To mark the end of a year filled with major diamond finds, Rachael Taylor spoke to Rio Tinto Diamonds managing director Jean-Marc Lieberherr about the Diavik Foxfire, a 187.7ct gem-quality rough diamond.

The Diavik Foxfire was discovered at Rio Tinto’s Diavik mine in the northwest territories of Cananda and unveiled in London of December 2.

How unusual a find was the Foxfire?


The discovery in of the 187.7 carat rough diamond, the Diavik Foxfire was very unusual. It is the largest gem quality rough diamond on record in Canadian history.

Do you expect that we’ll see any more large diamonds like this emerge from the mine in Canada?

Given the relatively limited mine lives of all Canadian mines, there may never be a diamond this size ever coming out of North America again.

What is demand like for Canadian diamonds in the UK and globally?

Canadian diamonds from Rio Tinto’s Diavik mine are in strong demand in all established and emerging markets.
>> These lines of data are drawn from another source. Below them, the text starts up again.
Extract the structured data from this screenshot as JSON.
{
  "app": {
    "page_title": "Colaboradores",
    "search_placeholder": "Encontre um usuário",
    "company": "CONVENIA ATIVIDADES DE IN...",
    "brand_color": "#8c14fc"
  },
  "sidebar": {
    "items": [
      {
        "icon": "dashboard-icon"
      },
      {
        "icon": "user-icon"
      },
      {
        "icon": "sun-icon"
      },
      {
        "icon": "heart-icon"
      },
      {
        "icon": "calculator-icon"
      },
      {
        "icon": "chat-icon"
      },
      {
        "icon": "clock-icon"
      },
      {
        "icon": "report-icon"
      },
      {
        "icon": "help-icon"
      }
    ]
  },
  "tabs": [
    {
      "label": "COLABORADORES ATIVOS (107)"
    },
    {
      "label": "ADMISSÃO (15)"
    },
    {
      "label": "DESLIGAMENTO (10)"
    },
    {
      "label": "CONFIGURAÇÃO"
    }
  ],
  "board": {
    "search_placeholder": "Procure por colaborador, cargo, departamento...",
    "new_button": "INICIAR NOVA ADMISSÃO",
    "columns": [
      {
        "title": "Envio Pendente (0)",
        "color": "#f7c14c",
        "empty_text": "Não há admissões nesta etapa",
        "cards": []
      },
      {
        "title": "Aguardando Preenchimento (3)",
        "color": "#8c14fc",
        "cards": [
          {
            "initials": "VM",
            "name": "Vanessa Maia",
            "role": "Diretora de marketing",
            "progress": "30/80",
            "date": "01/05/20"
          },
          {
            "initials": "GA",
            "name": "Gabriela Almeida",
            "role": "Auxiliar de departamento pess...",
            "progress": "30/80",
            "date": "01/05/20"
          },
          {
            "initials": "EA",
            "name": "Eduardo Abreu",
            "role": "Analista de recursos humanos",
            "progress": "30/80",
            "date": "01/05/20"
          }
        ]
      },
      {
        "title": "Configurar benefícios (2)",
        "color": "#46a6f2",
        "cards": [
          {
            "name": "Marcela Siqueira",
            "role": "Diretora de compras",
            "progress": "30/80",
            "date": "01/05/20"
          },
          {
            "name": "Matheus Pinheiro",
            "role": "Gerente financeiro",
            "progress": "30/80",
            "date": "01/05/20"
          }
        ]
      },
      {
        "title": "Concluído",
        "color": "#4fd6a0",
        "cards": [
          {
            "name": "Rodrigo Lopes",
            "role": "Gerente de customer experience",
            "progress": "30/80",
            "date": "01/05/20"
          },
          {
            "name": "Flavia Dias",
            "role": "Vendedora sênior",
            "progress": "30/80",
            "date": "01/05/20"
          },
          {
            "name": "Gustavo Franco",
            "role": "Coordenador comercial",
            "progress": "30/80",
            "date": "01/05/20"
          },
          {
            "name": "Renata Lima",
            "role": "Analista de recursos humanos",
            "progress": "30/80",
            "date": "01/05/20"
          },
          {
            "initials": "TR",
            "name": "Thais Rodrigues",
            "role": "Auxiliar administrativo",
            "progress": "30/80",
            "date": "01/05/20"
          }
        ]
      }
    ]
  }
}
Recognized as especially white and lustrous, our Diavik diamonds are mined using innovative engineering practices, environmentally sustainable mining practices and collaborative work with indigenous communities.

There is a strong ethical focus on diamond mining in Canada, do you think that as the consumer market becomes continually more socially aware that this will give Canadian diamonds an advantage in price or demand terms?
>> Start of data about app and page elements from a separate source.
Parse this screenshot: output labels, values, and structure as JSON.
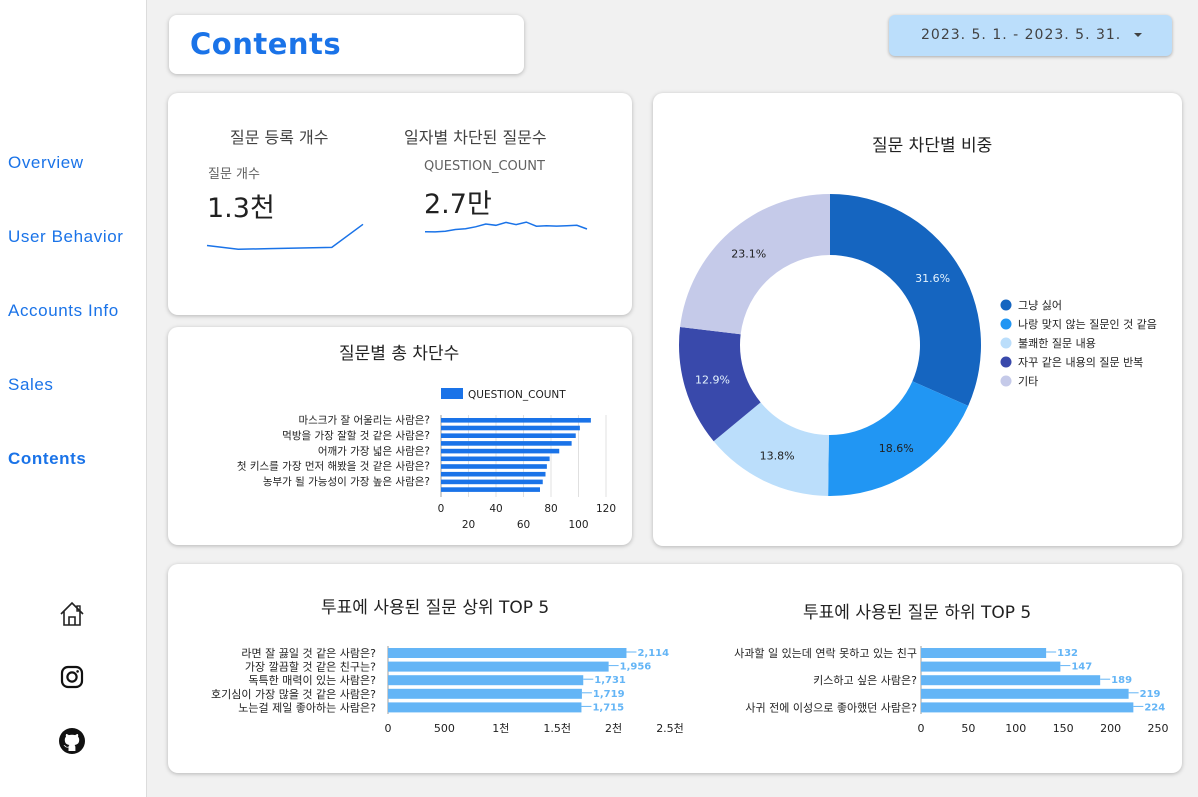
{
  "sidebar": {
    "items": [
      {
        "label": "Overview"
      },
      {
        "label": "User Behavior"
      },
      {
        "label": "Accounts Info"
      },
      {
        "label": "Sales"
      },
      {
        "label": "Contents"
      }
    ],
    "active": "Contents",
    "icons": [
      "home-icon",
      "instagram-icon",
      "github-icon"
    ]
  },
  "header": {
    "title": "Contents",
    "date_range": "2023. 5. 1. - 2023. 5. 31."
  },
  "kpi": {
    "questions": {
      "title": "질문 등록 개수",
      "label": "질문 개수",
      "value": "1.3천"
    },
    "blocked": {
      "title": "일자별 차단된 질문수",
      "label": "QUESTION_COUNT",
      "value": "2.7만"
    }
  },
  "colors": {
    "accent": "#1a73e8",
    "bar_primary": "#1a73e8",
    "bar_light": "#64b5f6",
    "pie": [
      "#1565c0",
      "#2196f3",
      "#bbdefb",
      "#3949ab",
      "#c5cae9"
    ]
  },
  "chart_data": [
    {
      "type": "line",
      "title": "질문 등록 개수",
      "label": "질문 개수",
      "values": [
        120,
        60,
        70,
        80,
        90,
        460
      ]
    },
    {
      "type": "line",
      "title": "일자별 차단된 질문수",
      "label": "QUESTION_COUNT",
      "values": [
        820,
        810,
        860,
        980,
        1040,
        1180,
        1380,
        1290,
        1500,
        1340,
        1520,
        1220,
        1260,
        1230,
        1250,
        1290,
        1020
      ]
    },
    {
      "type": "bar",
      "orientation": "horizontal",
      "title": "질문별 총 차단수",
      "legend": "QUESTION_COUNT",
      "categories": [
        "마스크가 잘 어울리는 사람은?",
        "",
        "먹방을 가장 잘할 것 같은 사람은?",
        "",
        "어깨가 가장 넓은 사람은?",
        "",
        "첫 키스를 가장 먼저 해봤을 것 같은 사람은?",
        "",
        "농부가 될 가능성이 가장 높은 사람은?",
        ""
      ],
      "values": [
        109,
        101,
        98,
        95,
        86,
        79,
        77,
        76,
        74,
        72
      ],
      "xlim": [
        0,
        120
      ],
      "xticks_top": [
        "0",
        "40",
        "80",
        "120"
      ],
      "xticks_bottom": [
        "20",
        "60",
        "100"
      ]
    },
    {
      "type": "pie",
      "title": "질문 차단별 비중",
      "labels": [
        "그냥 싫어",
        "나랑 맞지 않는 질문인 것 같음",
        "불쾌한 질문 내용",
        "자꾸 같은 내용의 질문 반복",
        "기타"
      ],
      "values": [
        31.6,
        18.6,
        13.8,
        12.9,
        23.1
      ],
      "value_labels": [
        "31.6%",
        "18.6%",
        "13.8%",
        "12.9%",
        "23.1%"
      ],
      "legend_position": "right"
    },
    {
      "type": "bar",
      "orientation": "horizontal",
      "title": "투표에 사용된 질문 상위 TOP 5",
      "categories": [
        "라면 잘 끓일 것 같은 사람은?",
        "가장 깔끔할 것 같은 친구는?",
        "독특한 매력이 있는 사람은?",
        "호기심이 가장 많을 것 같은 사람은?",
        "노는걸 제일 좋아하는 사람은?"
      ],
      "values": [
        2114,
        1956,
        1731,
        1719,
        1715
      ],
      "value_labels": [
        "2,114",
        "1,956",
        "1,731",
        "1,719",
        "1,715"
      ],
      "xlim": [
        0,
        2500
      ],
      "xticks": [
        "0",
        "500",
        "1천",
        "1.5천",
        "2천",
        "2.5천"
      ]
    },
    {
      "type": "bar",
      "orientation": "horizontal",
      "title": "투표에 사용된 질문 하위 TOP 5",
      "categories": [
        "사과할 일 있는데 연락 못하고 있는 친구",
        "",
        "키스하고 싶은 사람은?",
        "",
        "사귀 전에 이성으로 좋아했던 사람은?"
      ],
      "values": [
        132,
        147,
        189,
        219,
        224
      ],
      "value_labels": [
        "132",
        "147",
        "189",
        "219",
        "224"
      ],
      "xlim": [
        0,
        250
      ],
      "xticks": [
        "0",
        "50",
        "100",
        "150",
        "200",
        "250"
      ]
    }
  ]
}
Canadian diamonds have a provenance that is clean and pure which is increasingly important to consumers.

Buyers of Canadian diamonds are guaranteed that all handling of their diamond is within the sphere of best practices: workers are safe, paid fair wages and the process is environmentally sound.

Was 2015 a good year for diamond sales and how do you expect 2016 to perform?
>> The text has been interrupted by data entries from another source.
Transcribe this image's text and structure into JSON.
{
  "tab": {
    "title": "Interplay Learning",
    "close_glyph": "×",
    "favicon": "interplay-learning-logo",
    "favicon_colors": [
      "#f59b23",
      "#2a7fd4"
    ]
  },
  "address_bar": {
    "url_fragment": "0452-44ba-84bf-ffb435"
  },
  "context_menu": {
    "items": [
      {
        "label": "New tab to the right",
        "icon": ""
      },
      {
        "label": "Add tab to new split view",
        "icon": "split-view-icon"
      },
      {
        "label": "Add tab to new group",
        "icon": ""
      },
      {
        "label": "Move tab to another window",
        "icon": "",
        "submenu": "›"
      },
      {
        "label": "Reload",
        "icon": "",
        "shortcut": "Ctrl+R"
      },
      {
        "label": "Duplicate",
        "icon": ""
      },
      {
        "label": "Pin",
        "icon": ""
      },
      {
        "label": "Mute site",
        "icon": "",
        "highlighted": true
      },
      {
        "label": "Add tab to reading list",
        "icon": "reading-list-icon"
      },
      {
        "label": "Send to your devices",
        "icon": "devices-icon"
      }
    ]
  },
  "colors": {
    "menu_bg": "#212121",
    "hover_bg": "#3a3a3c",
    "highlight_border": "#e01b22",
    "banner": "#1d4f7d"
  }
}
Diamond industry fundamentals are robust however in the short term demand for diamond jewellery in India and China has weakened in response to global economic volatility. The large US market has been remarkably resilient and continues to be the cornerstone of the diamond business.

We believe that the market is likely to remain soft until mid- 2016, after which inventories will be back to normal levels.

How do you see the market developing for Canadian diamonds?

Canadian diamonds have a special allure with an extraordinary story from the mine to the market. We see this as a key differentiation point that is likely to continue.